What to produce ▸ Copy whichever lines of the data hold the word "header".

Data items
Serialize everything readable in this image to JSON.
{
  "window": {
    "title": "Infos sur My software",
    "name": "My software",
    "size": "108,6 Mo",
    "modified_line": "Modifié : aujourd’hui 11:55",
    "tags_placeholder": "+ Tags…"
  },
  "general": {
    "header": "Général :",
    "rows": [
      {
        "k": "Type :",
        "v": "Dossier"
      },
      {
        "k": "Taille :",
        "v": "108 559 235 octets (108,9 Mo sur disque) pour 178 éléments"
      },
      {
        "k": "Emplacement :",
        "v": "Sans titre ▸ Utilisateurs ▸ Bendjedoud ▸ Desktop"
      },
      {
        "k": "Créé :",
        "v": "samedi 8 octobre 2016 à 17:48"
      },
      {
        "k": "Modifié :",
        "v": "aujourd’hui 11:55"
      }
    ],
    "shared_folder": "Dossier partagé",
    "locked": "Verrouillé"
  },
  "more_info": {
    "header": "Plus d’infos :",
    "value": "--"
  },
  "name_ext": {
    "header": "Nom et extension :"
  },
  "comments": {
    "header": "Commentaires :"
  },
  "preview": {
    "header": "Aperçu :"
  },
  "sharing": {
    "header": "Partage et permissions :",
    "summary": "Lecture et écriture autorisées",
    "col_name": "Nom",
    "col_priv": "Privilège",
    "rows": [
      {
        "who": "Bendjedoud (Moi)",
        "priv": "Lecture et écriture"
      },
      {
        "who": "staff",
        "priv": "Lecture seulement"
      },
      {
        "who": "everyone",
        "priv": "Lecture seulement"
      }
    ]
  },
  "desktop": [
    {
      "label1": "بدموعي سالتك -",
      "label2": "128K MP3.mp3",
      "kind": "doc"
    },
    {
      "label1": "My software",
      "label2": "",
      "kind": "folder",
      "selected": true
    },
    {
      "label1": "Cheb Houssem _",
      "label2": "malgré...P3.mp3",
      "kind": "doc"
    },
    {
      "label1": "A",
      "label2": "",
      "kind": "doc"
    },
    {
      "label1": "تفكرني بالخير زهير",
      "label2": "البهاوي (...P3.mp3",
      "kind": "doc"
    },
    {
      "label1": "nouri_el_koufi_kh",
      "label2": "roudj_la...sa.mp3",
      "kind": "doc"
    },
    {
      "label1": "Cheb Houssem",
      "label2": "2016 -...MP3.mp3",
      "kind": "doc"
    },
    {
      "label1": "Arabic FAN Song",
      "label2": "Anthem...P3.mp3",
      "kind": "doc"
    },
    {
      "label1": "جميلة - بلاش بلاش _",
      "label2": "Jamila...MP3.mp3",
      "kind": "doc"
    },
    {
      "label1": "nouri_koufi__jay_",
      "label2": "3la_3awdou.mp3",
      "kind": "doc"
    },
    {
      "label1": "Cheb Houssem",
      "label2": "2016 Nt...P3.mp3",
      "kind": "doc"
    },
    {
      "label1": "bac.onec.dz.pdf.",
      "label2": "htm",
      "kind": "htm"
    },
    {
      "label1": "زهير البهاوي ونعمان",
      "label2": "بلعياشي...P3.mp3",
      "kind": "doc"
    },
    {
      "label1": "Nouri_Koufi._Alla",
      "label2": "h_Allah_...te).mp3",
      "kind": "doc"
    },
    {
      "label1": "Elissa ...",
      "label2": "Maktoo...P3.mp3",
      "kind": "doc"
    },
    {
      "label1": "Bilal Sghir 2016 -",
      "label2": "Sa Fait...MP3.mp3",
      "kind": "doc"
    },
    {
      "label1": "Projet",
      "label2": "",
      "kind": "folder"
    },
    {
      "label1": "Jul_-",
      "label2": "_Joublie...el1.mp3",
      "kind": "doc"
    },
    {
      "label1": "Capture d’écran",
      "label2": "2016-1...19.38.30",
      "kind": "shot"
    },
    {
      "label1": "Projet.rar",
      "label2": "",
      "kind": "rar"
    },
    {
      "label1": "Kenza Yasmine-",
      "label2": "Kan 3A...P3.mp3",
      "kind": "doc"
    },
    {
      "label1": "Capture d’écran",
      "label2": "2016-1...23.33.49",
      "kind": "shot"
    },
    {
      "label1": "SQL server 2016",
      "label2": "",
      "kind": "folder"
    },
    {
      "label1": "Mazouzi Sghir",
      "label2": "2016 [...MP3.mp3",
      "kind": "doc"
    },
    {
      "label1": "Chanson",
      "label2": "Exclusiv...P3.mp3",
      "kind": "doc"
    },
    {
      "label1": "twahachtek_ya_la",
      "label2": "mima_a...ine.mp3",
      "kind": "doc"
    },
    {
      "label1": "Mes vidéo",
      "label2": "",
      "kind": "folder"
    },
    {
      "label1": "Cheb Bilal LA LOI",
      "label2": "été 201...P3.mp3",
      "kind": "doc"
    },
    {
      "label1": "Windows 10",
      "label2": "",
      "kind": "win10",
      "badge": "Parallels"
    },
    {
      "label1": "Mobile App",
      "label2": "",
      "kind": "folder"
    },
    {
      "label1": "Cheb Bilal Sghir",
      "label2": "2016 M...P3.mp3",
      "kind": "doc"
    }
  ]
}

Solution for this exercise ▸
    "header": "Général :",
    "header": "Plus d’infos :",
    "header": "Nom et extension :"
    "header": "Commentaires :"
    "header": "Aperçu :"
    "header": "Partage et permissions :",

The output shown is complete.